**Extracted data**
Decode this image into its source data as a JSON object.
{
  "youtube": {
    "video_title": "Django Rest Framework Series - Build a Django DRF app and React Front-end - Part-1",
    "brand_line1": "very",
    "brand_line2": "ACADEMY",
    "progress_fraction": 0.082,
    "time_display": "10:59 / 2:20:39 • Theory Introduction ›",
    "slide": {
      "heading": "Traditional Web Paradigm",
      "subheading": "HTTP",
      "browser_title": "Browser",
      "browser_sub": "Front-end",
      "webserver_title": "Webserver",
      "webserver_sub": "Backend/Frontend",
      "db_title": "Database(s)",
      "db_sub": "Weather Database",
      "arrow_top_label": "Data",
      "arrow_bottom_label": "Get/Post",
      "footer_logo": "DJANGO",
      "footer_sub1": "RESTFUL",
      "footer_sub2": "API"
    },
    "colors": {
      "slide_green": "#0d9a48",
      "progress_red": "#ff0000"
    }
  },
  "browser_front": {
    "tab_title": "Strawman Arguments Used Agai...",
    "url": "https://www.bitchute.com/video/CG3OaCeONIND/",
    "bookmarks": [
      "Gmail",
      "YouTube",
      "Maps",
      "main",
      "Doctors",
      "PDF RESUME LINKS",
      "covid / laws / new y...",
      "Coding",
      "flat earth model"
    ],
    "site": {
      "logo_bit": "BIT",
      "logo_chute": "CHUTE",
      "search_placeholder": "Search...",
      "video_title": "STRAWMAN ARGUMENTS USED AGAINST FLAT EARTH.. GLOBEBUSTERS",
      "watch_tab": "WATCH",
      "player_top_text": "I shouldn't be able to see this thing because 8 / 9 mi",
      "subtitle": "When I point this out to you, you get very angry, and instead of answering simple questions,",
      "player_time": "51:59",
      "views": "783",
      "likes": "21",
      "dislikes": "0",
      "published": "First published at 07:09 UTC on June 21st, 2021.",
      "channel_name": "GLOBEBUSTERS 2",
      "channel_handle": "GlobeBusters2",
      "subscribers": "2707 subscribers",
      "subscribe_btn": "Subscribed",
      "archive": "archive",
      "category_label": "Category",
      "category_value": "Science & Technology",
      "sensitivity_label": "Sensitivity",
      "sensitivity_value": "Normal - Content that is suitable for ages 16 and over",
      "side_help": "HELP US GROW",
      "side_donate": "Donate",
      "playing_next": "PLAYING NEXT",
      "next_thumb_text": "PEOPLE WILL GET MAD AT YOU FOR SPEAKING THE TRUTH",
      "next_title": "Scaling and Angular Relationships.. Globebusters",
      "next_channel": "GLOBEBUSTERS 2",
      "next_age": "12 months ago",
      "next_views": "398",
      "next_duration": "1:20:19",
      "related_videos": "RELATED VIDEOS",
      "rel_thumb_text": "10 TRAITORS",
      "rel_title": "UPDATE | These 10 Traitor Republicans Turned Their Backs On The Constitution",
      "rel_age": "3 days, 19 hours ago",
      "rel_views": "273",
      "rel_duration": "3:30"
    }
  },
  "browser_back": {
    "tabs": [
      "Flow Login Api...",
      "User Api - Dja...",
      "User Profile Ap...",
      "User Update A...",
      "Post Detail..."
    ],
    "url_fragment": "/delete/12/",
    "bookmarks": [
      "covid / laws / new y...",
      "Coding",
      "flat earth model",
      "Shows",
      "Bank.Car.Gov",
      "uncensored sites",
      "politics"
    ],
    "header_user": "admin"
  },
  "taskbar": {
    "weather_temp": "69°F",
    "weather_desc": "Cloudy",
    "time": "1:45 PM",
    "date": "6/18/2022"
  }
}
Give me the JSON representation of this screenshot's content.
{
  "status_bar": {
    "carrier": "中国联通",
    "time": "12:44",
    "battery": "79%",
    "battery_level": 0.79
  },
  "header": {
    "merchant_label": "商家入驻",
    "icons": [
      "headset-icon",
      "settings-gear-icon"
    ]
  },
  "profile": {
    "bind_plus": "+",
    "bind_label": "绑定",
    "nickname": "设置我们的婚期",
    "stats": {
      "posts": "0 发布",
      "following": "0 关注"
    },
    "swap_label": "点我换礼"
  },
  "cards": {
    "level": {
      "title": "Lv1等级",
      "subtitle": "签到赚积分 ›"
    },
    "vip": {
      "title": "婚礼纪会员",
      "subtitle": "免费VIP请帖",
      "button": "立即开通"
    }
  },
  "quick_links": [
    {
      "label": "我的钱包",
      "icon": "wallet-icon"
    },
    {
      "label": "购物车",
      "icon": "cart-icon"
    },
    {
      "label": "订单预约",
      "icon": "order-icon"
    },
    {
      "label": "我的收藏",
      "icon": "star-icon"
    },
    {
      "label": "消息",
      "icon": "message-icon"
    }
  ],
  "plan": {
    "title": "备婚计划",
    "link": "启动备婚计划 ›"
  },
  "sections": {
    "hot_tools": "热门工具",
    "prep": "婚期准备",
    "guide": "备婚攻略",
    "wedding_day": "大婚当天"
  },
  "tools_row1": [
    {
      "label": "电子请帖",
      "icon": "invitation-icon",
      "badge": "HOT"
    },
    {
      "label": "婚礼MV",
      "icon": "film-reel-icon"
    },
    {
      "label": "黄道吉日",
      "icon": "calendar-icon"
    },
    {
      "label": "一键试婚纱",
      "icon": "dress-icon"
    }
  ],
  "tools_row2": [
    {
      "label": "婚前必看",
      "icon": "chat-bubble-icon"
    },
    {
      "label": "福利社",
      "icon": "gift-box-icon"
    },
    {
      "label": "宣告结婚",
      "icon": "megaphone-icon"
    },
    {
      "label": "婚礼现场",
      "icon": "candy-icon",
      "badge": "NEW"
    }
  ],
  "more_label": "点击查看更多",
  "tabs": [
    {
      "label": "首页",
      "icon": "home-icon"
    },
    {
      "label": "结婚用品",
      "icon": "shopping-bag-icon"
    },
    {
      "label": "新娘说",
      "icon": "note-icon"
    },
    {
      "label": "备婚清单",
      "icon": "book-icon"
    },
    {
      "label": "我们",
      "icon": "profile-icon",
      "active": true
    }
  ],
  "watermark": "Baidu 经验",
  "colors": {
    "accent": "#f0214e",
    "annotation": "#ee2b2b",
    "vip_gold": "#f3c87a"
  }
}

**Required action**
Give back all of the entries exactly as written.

**Exercise result**
Decode this image into its source data as a JSON object.
{
  "youtube": {
    "video_title": "Django Rest Framework Series - Build a Django DRF app and React Front-end - Part-1",
    "brand_line1": "very",
    "brand_line2": "ACADEMY",
    "progress_fraction": 0.082,
    "time_display": "10:59 / 2:20:39 • Theory Introduction ›",
    "slide": {
      "heading": "Traditional Web Paradigm",
      "subheading": "HTTP",
      "browser_title": "Browser",
      "browser_sub": "Front-end",
      "webserver_title": "Webserver",
      "webserver_sub": "Backend/Frontend",
      "db_title": "Database(s)",
      "db_sub": "Weather Database",
      "arrow_top_label": "Data",
      "arrow_bottom_label": "Get/Post",
      "footer_logo": "DJANGO",
      "footer_sub1": "RESTFUL",
      "footer_sub2": "API"
    },
    "colors": {
      "slide_green": "#0d9a48",
      "progress_red": "#ff0000"
    }
  },
  "browser_front": {
    "tab_title": "Strawman Arguments Used Agai...",
    "url": "https://www.bitchute.com/video/CG3OaCeONIND/",
    "bookmarks": [
      "Gmail",
      "YouTube",
      "Maps",
      "main",
      "Doctors",
      "PDF RESUME LINKS",
      "covid / laws / new y...",
      "Coding",
      "flat earth model"
    ],
    "site": {
      "logo_bit": "BIT",
      "logo_chute": "CHUTE",
      "search_placeholder": "Search...",
      "video_title": "STRAWMAN ARGUMENTS USED AGAINST FLAT EARTH.. GLOBEBUSTERS",
      "watch_tab": "WATCH",
      "player_top_text": "I shouldn't be able to see this thing because 8 / 9 mi",
      "subtitle": "When I point this out to you, you get very angry, and instead of answering simple questions,",
      "player_time": "51:59",
      "views": "783",
      "likes": "21",
      "dislikes": "0",
      "published": "First published at 07:09 UTC on June 21st, 2021.",
      "channel_name": "GLOBEBUSTERS 2",
      "channel_handle": "GlobeBusters2",
      "subscribers": "2707 subscribers",
      "subscribe_btn": "Subscribed",
      "archive": "archive",
      "category_label": "Category",
      "category_value": "Science & Technology",
      "sensitivity_label": "Sensitivity",
      "sensitivity_value": "Normal - Content that is suitable for ages 16 and over",
      "side_help": "HELP US GROW",
      "side_donate": "Donate",
      "playing_next": "PLAYING NEXT",
      "next_thumb_text": "PEOPLE WILL GET MAD AT YOU FOR SPEAKING THE TRUTH",
      "next_title": "Scaling and Angular Relationships.. Globebusters",
      "next_channel": "GLOBEBUSTERS 2",
      "next_age": "12 months ago",
      "next_views": "398",
      "next_duration": "1:20:19",
      "related_videos": "RELATED VIDEOS",
      "rel_thumb_text": "10 TRAITORS",
      "rel_title": "UPDATE | These 10 Traitor Republicans Turned Their Backs On The Constitution",
      "rel_age": "3 days, 19 hours ago",
      "rel_views": "273",
      "rel_duration": "3:30"
    }
  },
  "browser_back": {
    "tabs": [
      "Flow Login Api...",
      "User Api - Dja...",
      "User Profile Ap...",
      "User Update A...",
      "Post Detail..."
    ],
    "url_fragment": "/delete/12/",
    "bookmarks": [
      "covid / laws / new y...",
      "Coding",
      "flat earth model",
      "Shows",
      "Bank.Car.Gov",
      "uncensored sites",
      "politics"
    ],
    "header_user": "admin"
  },
  "taskbar": {
    "weather_temp": "69°F",
    "weather_desc": "Cloudy",
    "time": "1:45 PM",
    "date": "6/18/2022"
  }
}
Give me the JSON representation of this screenshot's content.
{
  "status_bar": {
    "carrier": "中国联通",
    "time": "12:44",
    "battery": "79%",
    "battery_level": 0.79
  },
  "header": {
    "merchant_label": "商家入驻",
    "icons": [
      "headset-icon",
      "settings-gear-icon"
    ]
  },
  "profile": {
    "bind_plus": "+",
    "bind_label": "绑定",
    "nickname": "设置我们的婚期",
    "stats": {
      "posts": "0 发布",
      "following": "0 关注"
    },
    "swap_label": "点我换礼"
  },
  "cards": {
    "level": {
      "title": "Lv1等级",
      "subtitle": "签到赚积分 ›"
    },
    "vip": {
      "title": "婚礼纪会员",
      "subtitle": "免费VIP请帖",
      "button": "立即开通"
    }
  },
  "quick_links": [
    {
      "label": "我的钱包",
      "icon": "wallet-icon"
    },
    {
      "label": "购物车",
      "icon": "cart-icon"
    },
    {
      "label": "订单预约",
      "icon": "order-icon"
    },
    {
      "label": "我的收藏",
      "icon": "star-icon"
    },
    {
      "label": "消息",
      "icon": "message-icon"
    }
  ],
  "plan": {
    "title": "备婚计划",
    "link": "启动备婚计划 ›"
  },
  "sections": {
    "hot_tools": "热门工具",
    "prep": "婚期准备",
    "guide": "备婚攻略",
    "wedding_day": "大婚当天"
  },
  "tools_row1": [
    {
      "label": "电子请帖",
      "icon": "invitation-icon",
      "badge": "HOT"
    },
    {
      "label": "婚礼MV",
      "icon": "film-reel-icon"
    },
    {
      "label": "黄道吉日",
      "icon": "calendar-icon"
    },
    {
      "label": "一键试婚纱",
      "icon": "dress-icon"
    }
  ],
  "tools_row2": [
    {
      "label": "婚前必看",
      "icon": "chat-bubble-icon"
    },
    {
      "label": "福利社",
      "icon": "gift-box-icon"
    },
    {
      "label": "宣告结婚",
      "icon": "megaphone-icon"
    },
    {
      "label": "婚礼现场",
      "icon": "candy-icon",
      "badge": "NEW"
    }
  ],
  "more_label": "点击查看更多",
  "tabs": [
    {
      "label": "首页",
      "icon": "home-icon"
    },
    {
      "label": "结婚用品",
      "icon": "shopping-bag-icon"
    },
    {
      "label": "新娘说",
      "icon": "note-icon"
    },
    {
      "label": "备婚清单",
      "icon": "book-icon"
    },
    {
      "label": "我们",
      "icon": "profile-icon",
      "active": true
    }
  ],
  "watermark": "Baidu 经验",
  "colors": {
    "accent": "#f0214e",
    "annotation": "#ee2b2b",
    "vip_gold": "#f3c87a"
  }
}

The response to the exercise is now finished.